Thermography is a full class of evaluation methods which came from industry into analysis of art. The method is based on the premise that the internal structure of the analyzed object affects the surface temperature pattern. This fact allows for concluding on the internal structure by seeing how surface temperature evolves in time.
During the analysis the piece of art is stimulated with a short light flash which slightly (several degrees) increases its temperature. The surface temperature is recorded by a thermal camera as a series of snapshots. These snapshots are mathematically processed then in order to extract necessary information. These raw thermographic data undergo mathematical processing and final result image is extracted.
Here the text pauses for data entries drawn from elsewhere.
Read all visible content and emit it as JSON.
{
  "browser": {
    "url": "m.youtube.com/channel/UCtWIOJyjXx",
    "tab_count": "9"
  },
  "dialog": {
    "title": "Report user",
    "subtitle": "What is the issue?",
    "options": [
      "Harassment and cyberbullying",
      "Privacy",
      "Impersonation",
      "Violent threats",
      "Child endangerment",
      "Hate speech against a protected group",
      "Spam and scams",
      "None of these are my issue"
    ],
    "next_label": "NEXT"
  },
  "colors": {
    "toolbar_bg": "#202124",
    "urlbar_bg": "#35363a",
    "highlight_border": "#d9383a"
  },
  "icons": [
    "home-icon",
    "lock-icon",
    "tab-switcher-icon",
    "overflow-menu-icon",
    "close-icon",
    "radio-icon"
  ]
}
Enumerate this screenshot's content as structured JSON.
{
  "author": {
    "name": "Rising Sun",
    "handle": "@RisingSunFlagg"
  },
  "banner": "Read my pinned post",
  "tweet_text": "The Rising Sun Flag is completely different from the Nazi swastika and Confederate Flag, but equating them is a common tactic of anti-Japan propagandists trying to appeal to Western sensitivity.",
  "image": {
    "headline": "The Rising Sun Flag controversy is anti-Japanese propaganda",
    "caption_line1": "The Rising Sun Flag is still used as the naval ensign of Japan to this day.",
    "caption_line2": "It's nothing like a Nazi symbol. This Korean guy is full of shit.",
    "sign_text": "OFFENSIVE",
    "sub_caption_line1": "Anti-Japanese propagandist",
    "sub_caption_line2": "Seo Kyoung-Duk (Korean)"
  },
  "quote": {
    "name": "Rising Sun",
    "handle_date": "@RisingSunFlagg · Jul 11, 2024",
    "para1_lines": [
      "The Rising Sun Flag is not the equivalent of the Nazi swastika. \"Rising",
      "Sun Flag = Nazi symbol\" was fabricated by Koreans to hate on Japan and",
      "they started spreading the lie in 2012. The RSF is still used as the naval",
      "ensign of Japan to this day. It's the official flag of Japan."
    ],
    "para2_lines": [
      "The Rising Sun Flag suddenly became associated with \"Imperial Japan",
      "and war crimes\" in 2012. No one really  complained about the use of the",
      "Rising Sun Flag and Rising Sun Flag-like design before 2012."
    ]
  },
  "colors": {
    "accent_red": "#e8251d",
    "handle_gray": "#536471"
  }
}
Thermography utilizes middle and far infrared bands (3-5 mkm and 8-14 mkm). A typical thermographic setup includes thermal imager, flash system and the computer for frame grabbing.
Thermography is extremely useful when it is necessary to detect the presence of subsurface detachment defects. These can be hardly (or not at all) detectable by infrared vision because of the depth of structural defects. On the other hand, X-ray radiography may also be of little use because of the extremely small thickness of detachments. For example, in the figure below one can see the result of inspection of an unattributed portrait. The coat of the person in the picture is painted with some kind of carbon-containing pigment like ivory black, which makes it opaque to infrared. Revealing the necklace in this case was possible by the means of thermographic analysis only.
Advanced algorithms applied to raw thermographic data collected from the works of art analyzed allow for separation of patterns which correspond to different structural features such as the surface drawing, defect(s) and the structure of the support.